AWS Elemental compression products are divided into two different categories – live encoders and video-on-demand encoders. Live encoders take in a live video signal and encode it for immediate delivery, in use cases such as a live concert or sporting event, or for traditional linear broadcast channels.

While live encoders are limited to analyzing and encoding content in real time, VOD encoders that use file-based media sources are not restricted to processing the content in real time. VOD encoders may take multiple passes at the video, analyzing it for motion and complexity. For example, explosions in an action movie might require more effort to encode than a talking-head interview.

Constant bitrate (CBR) encoding, unsurprisingly, encodes the video at a more or less consistent bitrate for the duration of a live stream or entire video file. Variation occurs because different frame types will have different data rates, and because buffers on clients allow a small amount of variability in the bitrate during playback. Variable bitrate (VBR) encoding, on the other hand, means the video bitrate can vary greatly over the video’s duration.

A VBR encode spreads the bits around, using more bits to encode complex parts of content (like action or high-motion scenes) and fewer bits for simpler, more static shots. In either CBR or VBR encoding, the bitrate target is followed as closely as possible, resulting in outputs that are very close in size.
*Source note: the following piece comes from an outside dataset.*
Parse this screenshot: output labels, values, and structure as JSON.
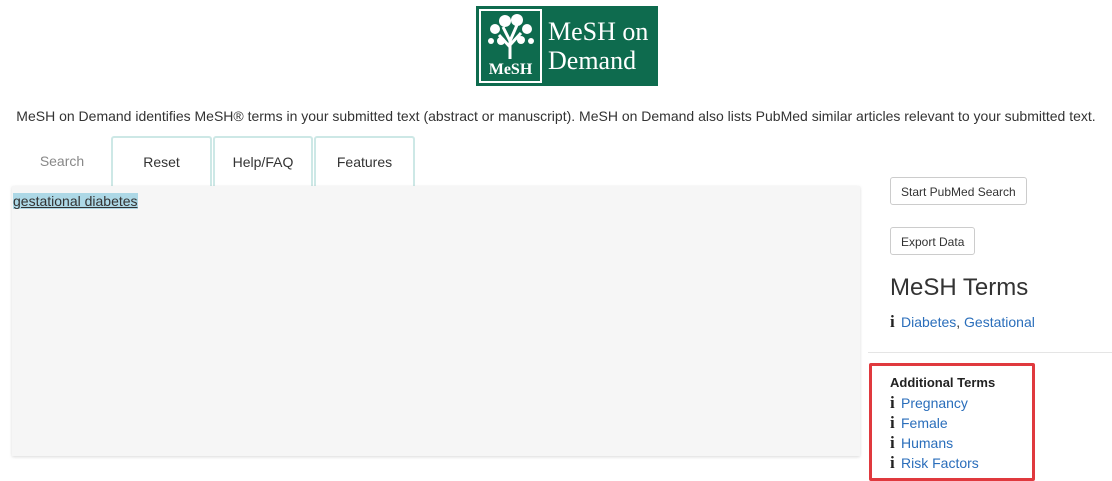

Overall, especially at lower average bitrates, VBR encoded video is going to look much better than CBR-encoded video. Another key factor to consider with VBR is that the encoder needs to be configured so that the peak data rate isn’t set so high that the viewing device can’t process the stream or file.

Quality-based encoding takes VBR one step further by basing the differences in bitrate on the desired image quality, which can be defined by objective measurements, subjective analysis, or a combination of the two. AWS Elemental encoders employ sophisticated algorithms to consistently deliver the highest-quality image at the lowest possible bitrate.


For premium content, such as a television series or movie, AWS Elemental Server encodes video files to the highest possible quality. On-demand services may employ a fleet of AWS Elemental Servers to process VOD assets, again passing them along to a packaging and delivery platform like AWS Elemental Delta when playback is requested.

The codec of choice for delivering video evolves every few years, and each advance brings with it improved video quality at lower bitrates. At the same time, screen sizes and resolutions get bigger, so it takes considerable computing power to generate compressed files with high video quality.

Until recently, H.264 (also known as AVC) was the best codec for optimizing quality and reducing file sizes; many content publishers still use it today. But it’s quickly giving way to HEVC: High-Efficiency Video Coding. It’s also referred to as H.265; different standards groups employ different designations to refer to the same standard.

HEVC requires more computing power than H.264, but it’s more efficient. Because AWS Elemental writes all of its encoding software from scratch, rather than relying on off-the-shelf encoding software, it is able to take the efficiency gains in each new generation of codec and adjust the software accordingly to get the best quality and/ or smallest video file sizes, along with the shortest encoding times.

Learn more about the fundamentals of video compression and delivery in this Video Compression & Delivery 101 E-book.